From the Harvard Business Review Blog Network, a great piece on pricing strategies in the industry for gaming consoles. In particular, the article describes Sony’s over-pricing of the PS3 at launch in 2006 – and Microsoft’s potential repeating of this mistake with this year’s $500 XBox One. A good read for gamers and economists alike!
A little late for the Thanksgiving deluge of talks on being grateful, but powerful nevertheless.
Nate Silver describes his approach to forecasting – an approach much more widely applicable outside of forecasting in my view: In the most competitive industries, like sports, the best forecasters must constantly innovate. It’s easy to adopt a goal of “exploit market inefficiencies.” But that doesn’t really give you a plan for how to find […]
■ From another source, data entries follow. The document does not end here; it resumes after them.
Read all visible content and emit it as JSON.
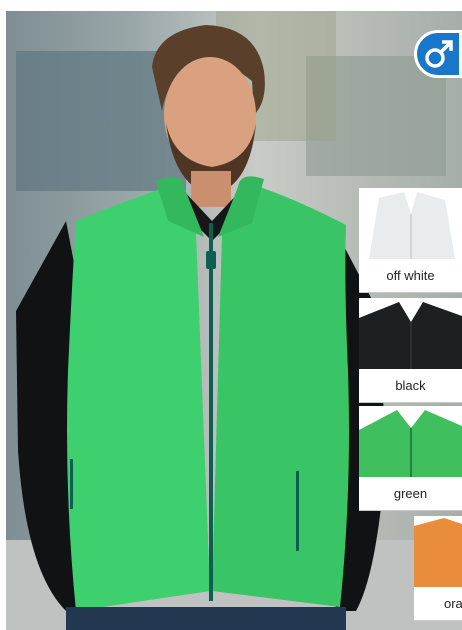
{
  "badge": {
    "icon": "male-symbol-icon",
    "color": "#1877c9"
  },
  "swatches": [
    {
      "label": "off white",
      "color": "#e8ecec",
      "icon": "vest-thumbnail-icon"
    },
    {
      "label": "black",
      "color": "#1e1f21",
      "icon": "vest-thumbnail-icon"
    },
    {
      "label": "green",
      "color": "#3fbf5d",
      "icon": "vest-thumbnail-icon"
    },
    {
      "label": "ora",
      "color": "#e98d3b",
      "icon": "vest-thumbnail-icon"
    }
  ],
  "product": {
    "color": "#3ecf6e",
    "zipper_color": "#0f5e52"
  }
}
Crunch of the semester over the last couple of weeks. Regular blogging will pick back up after the Thanksgiving break!
From the wonderful tumblr Econlolcats:
In Simpler, Cass Sunstein sets the behavioral economics stage by framing the impacts of either staying the course or effortfully taking an action. Often, the choices we make can be thought of as either “do nothing” (and stay the course) or “do something” and decide to engage in a particular action. So the decision to eat a brownie might […]
Ben Blatt at Slate uses game theory and statistical analysis to give some compelling winning strategies for every game on The Price Is Right. From bidding in the opening round (auction theory), to playing each game (dynamic game theory and much more) and spinning the big wheel. So if you are planning on hanging out with […]